Imagine one of the Matt Helm films – only without a charismatic leading man – with only a small portion of the budget – and with worse jokes – and then you’re well on your way to envisaging A Man Called Dagger. Dagger is meant to be lightweight, swinging spy entertainment; but it is not entertaining. You know I have watched some shit in my time, but this film even tested my tolerance levels.
In Paris, Secret Agent Richard “Dick” Dagger (Paul Mantee), wearing an eyepatch, posing as a one eyed Frenchman, is given the details of his next assignment by a miniature tape recorder. Before he can finish listening to the message, he is jumped by a group of thugs. In the struggle he loses his eyepatch, but eventually fights his way out of trouble and to freedom, or so he thinks. As Dagger walks off, one final goon on a rooftop, armed with a tranquiliser gun, shoots Dagger in the back.
As the titles roll, Dagger wakes up, he is in a steel lined room. The room is small, and getting smaller. The roof is slowly lowering. Our hero, extracts a cigarette from his cigarette case and breaks it open to reveal a wire. He attaches one end of the wire to the lightsocket and the other end to the steel door. He then bangs on the door yelling that gives up and he’ll do anything his captures want. A guard opens the door and Dagger twists the light globe, sending a current through the wire, electrocuting the guard. Dagger is free. And that is the end of the title sequence, and sadly the end of any creative thought going into this movie.
Dagger’s new mission is in the United States, so he boards the next plane. Also on the plane is Dagger’s target, Dr Karl Rayner (Leonard Stone), who is a Nazi biologist. By ‘target’, I don’t mean that Dagger has to kill him, but simply follow him. The man that his organisation is after is Rudolph Koffman (Jan Murray), who just so happens to be Rayner’s new employer.

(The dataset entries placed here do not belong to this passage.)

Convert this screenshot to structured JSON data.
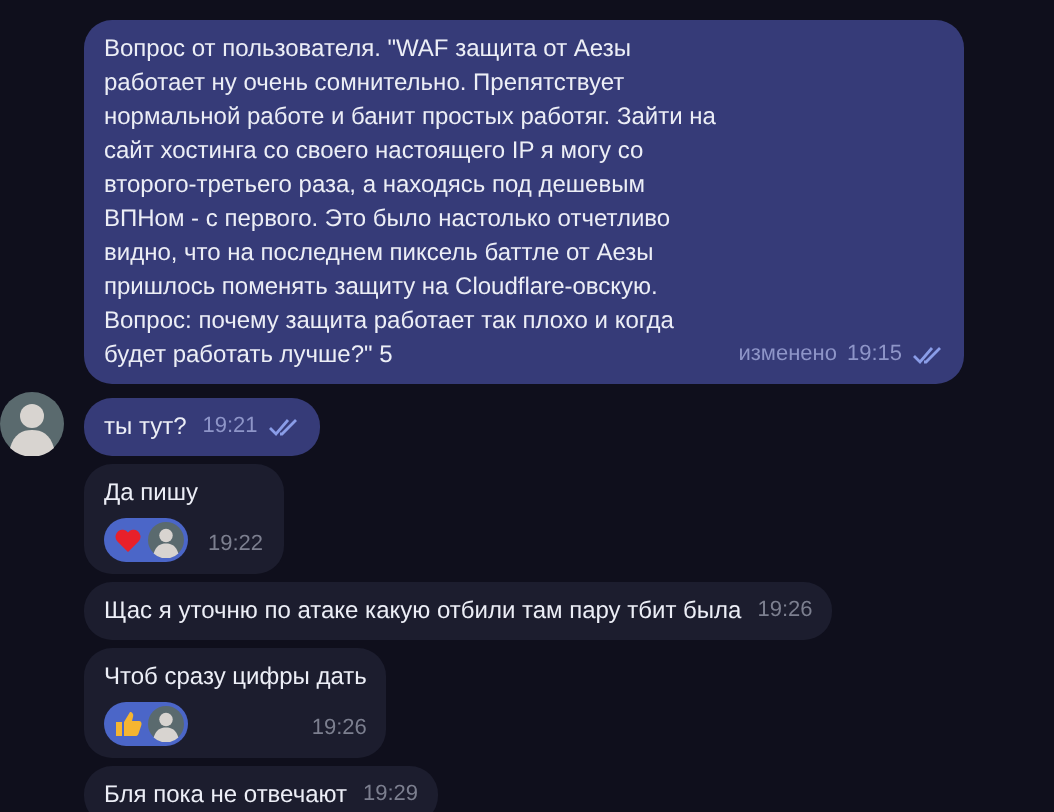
{
  "messages": [
    {
      "kind": "out",
      "text": "Вопрос от пользователя.  \"WAF защита от Аезы работает ну очень сомнительно. Препятствует нормальной работе и банит простых работяг. Зайти на сайт хостинга со своего настоящего IP я могу со второго-третьего раза, а находясь под дешевым ВПНом - с первого. Это было настолько отчетливо видно, что на последнем пиксель баттле от Аезы пришлось поменять защиту на Cloudflare-овскую. Вопрос: почему защита работает так плохо и когда будет работать лучше?\" 5",
      "edited": "изменено",
      "time": "19:15",
      "read": true,
      "avatar": false
    },
    {
      "kind": "out",
      "text": "ты тут?",
      "time": "19:21",
      "read": true,
      "avatar": true
    },
    {
      "kind": "in",
      "text": "Да пишу",
      "time": "19:22",
      "reactions": [
        {
          "kind": "heart"
        }
      ]
    },
    {
      "kind": "in",
      "text": "Щас я уточню по атаке какую отбили там пару тбит была",
      "time": "19:26"
    },
    {
      "kind": "in",
      "text": "Чтоб сразу цифры дать",
      "time": "19:26",
      "reactions": [
        {
          "kind": "thumbs"
        }
      ]
    },
    {
      "kind": "in",
      "text": "Бля пока не отвечают",
      "time": "19:29"
    }
  ]
}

In the U.S., Rayner is met at the airport by Koffman’s number one henchman, Otto (Richard Kiel). Dagger too, is met by a contact named Melissa. Melissa is a sprightly female agent who leads Dagger to a hot rod roadster. As inconspicuous as you can be in a hot rod, they tail Rayner and Otto.
Somehow, though, Rayner and Otto must have lost their tail, because we next see Rayner standing before Koffman. Koffman poses as a respectable businessman who runs a meat packing plant. The plant is heavily guarded because they are working on new top secret product lines. But in reality, the plant is used as a base for Koffman’s mind control experiments. Ultimately he plans to take over the world, by brainwashing the world’s leaders. But here, he is perfecting his technique by experimenting on young girls.
A Man Called Dagger is supposed to be a comedy, or at least I think so. But the film just rubbed me the wrong way. Koffman’s solution to disposing of the bodies off his scientific failures, is repellent in the extreme. One minute the film is winking at the audience, the next it is trying to shock it. Maybe with a quality acting ensemble in front of the camera, the film could have pulled off this two card trick, but with the amateurish talent on display here, the film never really stands a chance of winning over any audience.